WHAT YOU NEED TO DO:
The records that follow are to be given again exactly, with their pictures omitted.

STORED DATA:
........

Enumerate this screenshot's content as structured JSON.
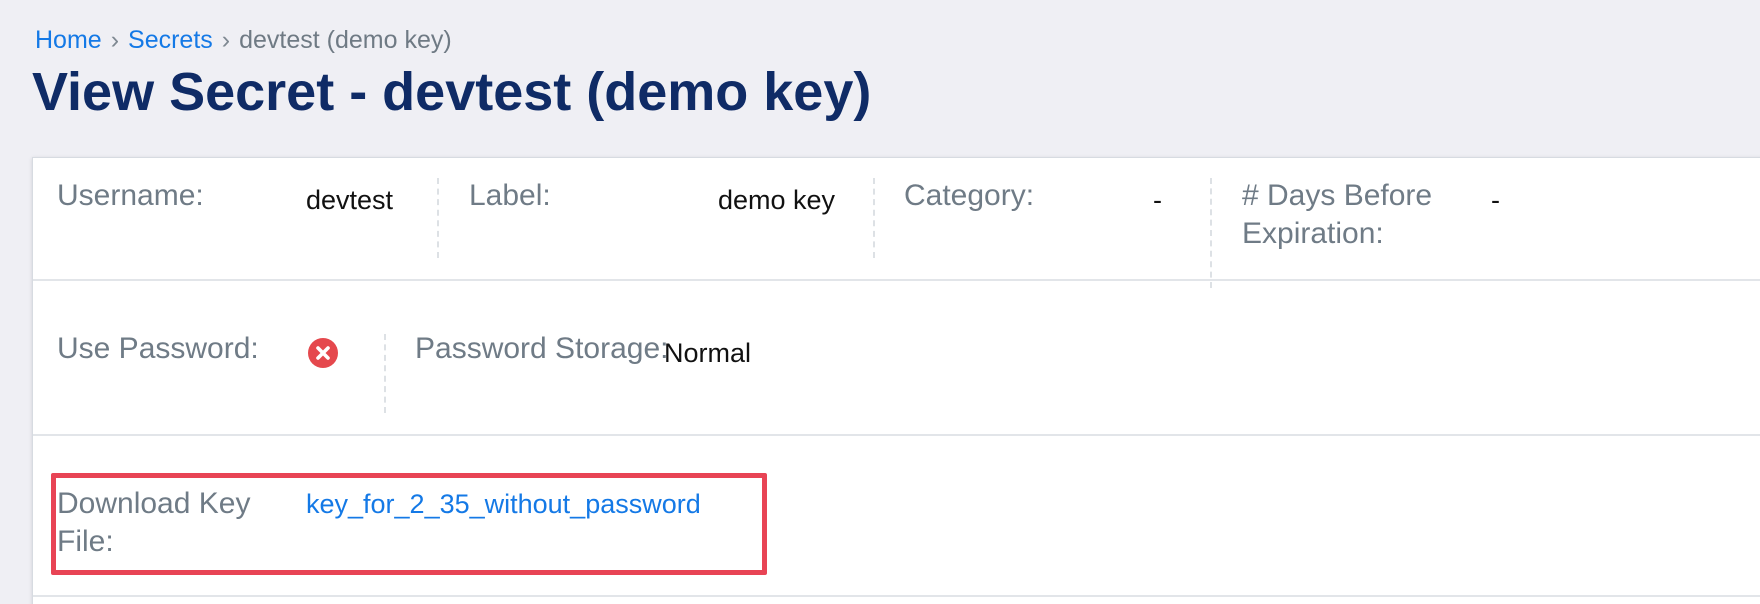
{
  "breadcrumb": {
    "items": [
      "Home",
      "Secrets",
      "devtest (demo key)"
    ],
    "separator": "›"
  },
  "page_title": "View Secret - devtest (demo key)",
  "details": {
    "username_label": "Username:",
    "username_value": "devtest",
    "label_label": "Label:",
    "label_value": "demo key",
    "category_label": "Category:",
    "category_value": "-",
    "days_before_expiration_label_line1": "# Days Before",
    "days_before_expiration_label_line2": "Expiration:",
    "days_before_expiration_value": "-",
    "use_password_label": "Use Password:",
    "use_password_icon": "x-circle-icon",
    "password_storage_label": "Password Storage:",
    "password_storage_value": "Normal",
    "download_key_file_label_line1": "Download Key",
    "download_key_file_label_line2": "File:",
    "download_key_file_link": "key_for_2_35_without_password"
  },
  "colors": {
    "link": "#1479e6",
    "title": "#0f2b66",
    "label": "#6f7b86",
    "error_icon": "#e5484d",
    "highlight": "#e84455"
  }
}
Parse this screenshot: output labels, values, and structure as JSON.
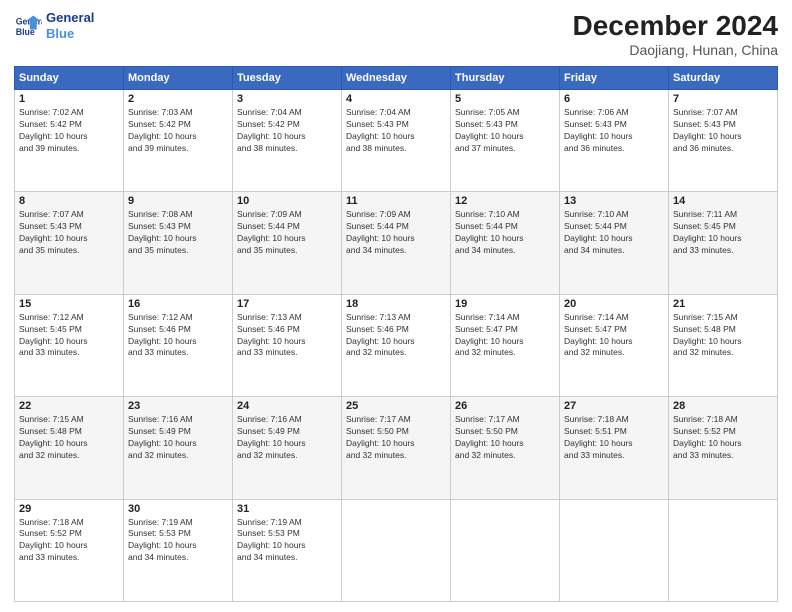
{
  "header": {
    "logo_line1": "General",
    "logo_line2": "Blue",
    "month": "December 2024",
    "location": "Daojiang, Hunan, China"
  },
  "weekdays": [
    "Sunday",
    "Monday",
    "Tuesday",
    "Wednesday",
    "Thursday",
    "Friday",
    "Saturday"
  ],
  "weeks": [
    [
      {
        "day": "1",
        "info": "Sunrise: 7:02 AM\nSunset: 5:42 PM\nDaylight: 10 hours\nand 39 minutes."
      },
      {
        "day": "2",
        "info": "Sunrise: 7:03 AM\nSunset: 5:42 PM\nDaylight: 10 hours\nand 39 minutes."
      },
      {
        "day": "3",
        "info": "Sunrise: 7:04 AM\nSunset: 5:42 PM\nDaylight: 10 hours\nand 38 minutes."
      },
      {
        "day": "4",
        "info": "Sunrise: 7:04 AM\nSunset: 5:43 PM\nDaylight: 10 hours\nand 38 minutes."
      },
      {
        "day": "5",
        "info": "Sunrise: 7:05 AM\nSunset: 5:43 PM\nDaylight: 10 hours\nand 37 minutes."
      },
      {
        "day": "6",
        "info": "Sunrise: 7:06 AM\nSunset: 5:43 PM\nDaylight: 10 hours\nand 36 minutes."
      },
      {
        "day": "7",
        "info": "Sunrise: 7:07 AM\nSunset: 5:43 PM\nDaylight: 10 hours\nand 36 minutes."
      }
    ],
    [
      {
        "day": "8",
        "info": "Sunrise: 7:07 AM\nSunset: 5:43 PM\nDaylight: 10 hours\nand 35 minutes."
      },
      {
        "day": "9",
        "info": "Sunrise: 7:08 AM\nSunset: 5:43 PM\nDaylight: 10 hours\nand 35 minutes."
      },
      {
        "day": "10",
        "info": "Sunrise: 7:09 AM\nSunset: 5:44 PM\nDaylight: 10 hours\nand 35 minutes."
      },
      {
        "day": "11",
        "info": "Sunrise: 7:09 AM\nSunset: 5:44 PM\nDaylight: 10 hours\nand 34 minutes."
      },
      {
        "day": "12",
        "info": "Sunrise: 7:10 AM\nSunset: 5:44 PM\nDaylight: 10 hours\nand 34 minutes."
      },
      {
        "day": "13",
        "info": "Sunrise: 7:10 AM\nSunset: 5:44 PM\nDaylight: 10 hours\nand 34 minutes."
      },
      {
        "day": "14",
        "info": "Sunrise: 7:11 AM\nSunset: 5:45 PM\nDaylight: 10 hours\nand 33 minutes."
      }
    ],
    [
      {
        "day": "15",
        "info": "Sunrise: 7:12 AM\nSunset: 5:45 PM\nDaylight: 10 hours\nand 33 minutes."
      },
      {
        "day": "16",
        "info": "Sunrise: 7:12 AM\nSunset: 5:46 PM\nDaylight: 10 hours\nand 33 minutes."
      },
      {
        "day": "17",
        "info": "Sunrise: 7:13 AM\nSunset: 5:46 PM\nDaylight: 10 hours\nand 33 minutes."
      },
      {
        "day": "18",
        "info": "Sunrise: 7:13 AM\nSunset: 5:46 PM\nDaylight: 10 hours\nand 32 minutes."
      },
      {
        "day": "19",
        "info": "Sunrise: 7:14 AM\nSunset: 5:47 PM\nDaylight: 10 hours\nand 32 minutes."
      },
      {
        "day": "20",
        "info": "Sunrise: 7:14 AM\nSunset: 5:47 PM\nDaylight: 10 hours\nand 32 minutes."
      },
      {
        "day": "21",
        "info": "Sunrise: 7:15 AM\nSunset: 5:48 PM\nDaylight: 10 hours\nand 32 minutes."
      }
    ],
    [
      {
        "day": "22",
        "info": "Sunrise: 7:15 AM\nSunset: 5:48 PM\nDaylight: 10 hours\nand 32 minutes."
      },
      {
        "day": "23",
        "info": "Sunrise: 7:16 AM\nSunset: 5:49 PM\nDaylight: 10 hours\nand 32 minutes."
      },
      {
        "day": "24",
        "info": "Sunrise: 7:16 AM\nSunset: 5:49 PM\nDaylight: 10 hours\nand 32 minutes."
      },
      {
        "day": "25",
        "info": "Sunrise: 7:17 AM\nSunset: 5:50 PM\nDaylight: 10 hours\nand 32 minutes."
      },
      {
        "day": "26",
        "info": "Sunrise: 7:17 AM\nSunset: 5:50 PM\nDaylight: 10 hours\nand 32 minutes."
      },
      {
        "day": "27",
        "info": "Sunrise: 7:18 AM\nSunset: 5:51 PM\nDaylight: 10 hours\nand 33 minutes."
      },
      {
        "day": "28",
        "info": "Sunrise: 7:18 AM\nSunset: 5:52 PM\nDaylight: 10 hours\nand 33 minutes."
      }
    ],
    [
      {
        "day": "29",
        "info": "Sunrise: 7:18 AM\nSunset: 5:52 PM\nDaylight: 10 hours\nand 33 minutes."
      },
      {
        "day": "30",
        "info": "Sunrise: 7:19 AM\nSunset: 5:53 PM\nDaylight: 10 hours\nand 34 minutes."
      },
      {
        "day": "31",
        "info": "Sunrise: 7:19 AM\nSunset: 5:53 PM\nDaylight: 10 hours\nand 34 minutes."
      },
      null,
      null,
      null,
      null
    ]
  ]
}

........

RESPONSE TO THE EXERCISE:
Enumerate this screenshot's content as structured JSON.
{
  "breadcrumb": {
    "items": [
      "Home",
      "Secrets",
      "devtest (demo key)"
    ],
    "separator": "›"
  },
  "page_title": "View Secret - devtest (demo key)",
  "details": {
    "username_label": "Username:",
    "username_value": "devtest",
    "label_label": "Label:",
    "label_value": "demo key",
    "category_label": "Category:",
    "category_value": "-",
    "days_before_expiration_label_line1": "# Days Before",
    "days_before_expiration_label_line2": "Expiration:",
    "days_before_expiration_value": "-",
    "use_password_label": "Use Password:",
    "use_password_icon": "x-circle-icon",
    "password_storage_label": "Password Storage:",
    "password_storage_value": "Normal",
    "download_key_file_label_line1": "Download Key",
    "download_key_file_label_line2": "File:",
    "download_key_file_link": "key_for_2_35_without_password"
  },
  "colors": {
    "link": "#1479e6",
    "title": "#0f2b66",
    "label": "#6f7b86",
    "error_icon": "#e5484d",
    "highlight": "#e84455"
  }
}
Parse this screenshot: output labels, values, and structure as JSON.
{
  "header": {
    "logo_line1": "General",
    "logo_line2": "Blue",
    "month": "December 2024",
    "location": "Daojiang, Hunan, China"
  },
  "weekdays": [
    "Sunday",
    "Monday",
    "Tuesday",
    "Wednesday",
    "Thursday",
    "Friday",
    "Saturday"
  ],
  "weeks": [
    [
      {
        "day": "1",
        "info": "Sunrise: 7:02 AM\nSunset: 5:42 PM\nDaylight: 10 hours\nand 39 minutes."
      },
      {
        "day": "2",
        "info": "Sunrise: 7:03 AM\nSunset: 5:42 PM\nDaylight: 10 hours\nand 39 minutes."
      },
      {
        "day": "3",
        "info": "Sunrise: 7:04 AM\nSunset: 5:42 PM\nDaylight: 10 hours\nand 38 minutes."
      },
      {
        "day": "4",
        "info": "Sunrise: 7:04 AM\nSunset: 5:43 PM\nDaylight: 10 hours\nand 38 minutes."
      },
      {
        "day": "5",
        "info": "Sunrise: 7:05 AM\nSunset: 5:43 PM\nDaylight: 10 hours\nand 37 minutes."
      },
      {
        "day": "6",
        "info": "Sunrise: 7:06 AM\nSunset: 5:43 PM\nDaylight: 10 hours\nand 36 minutes."
      },
      {
        "day": "7",
        "info": "Sunrise: 7:07 AM\nSunset: 5:43 PM\nDaylight: 10 hours\nand 36 minutes."
      }
    ],
    [
      {
        "day": "8",
        "info": "Sunrise: 7:07 AM\nSunset: 5:43 PM\nDaylight: 10 hours\nand 35 minutes."
      },
      {
        "day": "9",
        "info": "Sunrise: 7:08 AM\nSunset: 5:43 PM\nDaylight: 10 hours\nand 35 minutes."
      },
      {
        "day": "10",
        "info": "Sunrise: 7:09 AM\nSunset: 5:44 PM\nDaylight: 10 hours\nand 35 minutes."
      },
      {
        "day": "11",
        "info": "Sunrise: 7:09 AM\nSunset: 5:44 PM\nDaylight: 10 hours\nand 34 minutes."
      },
      {
        "day": "12",
        "info": "Sunrise: 7:10 AM\nSunset: 5:44 PM\nDaylight: 10 hours\nand 34 minutes."
      },
      {
        "day": "13",
        "info": "Sunrise: 7:10 AM\nSunset: 5:44 PM\nDaylight: 10 hours\nand 34 minutes."
      },
      {
        "day": "14",
        "info": "Sunrise: 7:11 AM\nSunset: 5:45 PM\nDaylight: 10 hours\nand 33 minutes."
      }
    ],
    [
      {
        "day": "15",
        "info": "Sunrise: 7:12 AM\nSunset: 5:45 PM\nDaylight: 10 hours\nand 33 minutes."
      },
      {
        "day": "16",
        "info": "Sunrise: 7:12 AM\nSunset: 5:46 PM\nDaylight: 10 hours\nand 33 minutes."
      },
      {
        "day": "17",
        "info": "Sunrise: 7:13 AM\nSunset: 5:46 PM\nDaylight: 10 hours\nand 33 minutes."
      },
      {
        "day": "18",
        "info": "Sunrise: 7:13 AM\nSunset: 5:46 PM\nDaylight: 10 hours\nand 32 minutes."
      },
      {
        "day": "19",
        "info": "Sunrise: 7:14 AM\nSunset: 5:47 PM\nDaylight: 10 hours\nand 32 minutes."
      },
      {
        "day": "20",
        "info": "Sunrise: 7:14 AM\nSunset: 5:47 PM\nDaylight: 10 hours\nand 32 minutes."
      },
      {
        "day": "21",
        "info": "Sunrise: 7:15 AM\nSunset: 5:48 PM\nDaylight: 10 hours\nand 32 minutes."
      }
    ],
    [
      {
        "day": "22",
        "info": "Sunrise: 7:15 AM\nSunset: 5:48 PM\nDaylight: 10 hours\nand 32 minutes."
      },
      {
        "day": "23",
        "info": "Sunrise: 7:16 AM\nSunset: 5:49 PM\nDaylight: 10 hours\nand 32 minutes."
      },
      {
        "day": "24",
        "info": "Sunrise: 7:16 AM\nSunset: 5:49 PM\nDaylight: 10 hours\nand 32 minutes."
      },
      {
        "day": "25",
        "info": "Sunrise: 7:17 AM\nSunset: 5:50 PM\nDaylight: 10 hours\nand 32 minutes."
      },
      {
        "day": "26",
        "info": "Sunrise: 7:17 AM\nSunset: 5:50 PM\nDaylight: 10 hours\nand 32 minutes."
      },
      {
        "day": "27",
        "info": "Sunrise: 7:18 AM\nSunset: 5:51 PM\nDaylight: 10 hours\nand 33 minutes."
      },
      {
        "day": "28",
        "info": "Sunrise: 7:18 AM\nSunset: 5:52 PM\nDaylight: 10 hours\nand 33 minutes."
      }
    ],
    [
      {
        "day": "29",
        "info": "Sunrise: 7:18 AM\nSunset: 5:52 PM\nDaylight: 10 hours\nand 33 minutes."
      },
      {
        "day": "30",
        "info": "Sunrise: 7:19 AM\nSunset: 5:53 PM\nDaylight: 10 hours\nand 34 minutes."
      },
      {
        "day": "31",
        "info": "Sunrise: 7:19 AM\nSunset: 5:53 PM\nDaylight: 10 hours\nand 34 minutes."
      },
      null,
      null,
      null,
      null
    ]
  ]
}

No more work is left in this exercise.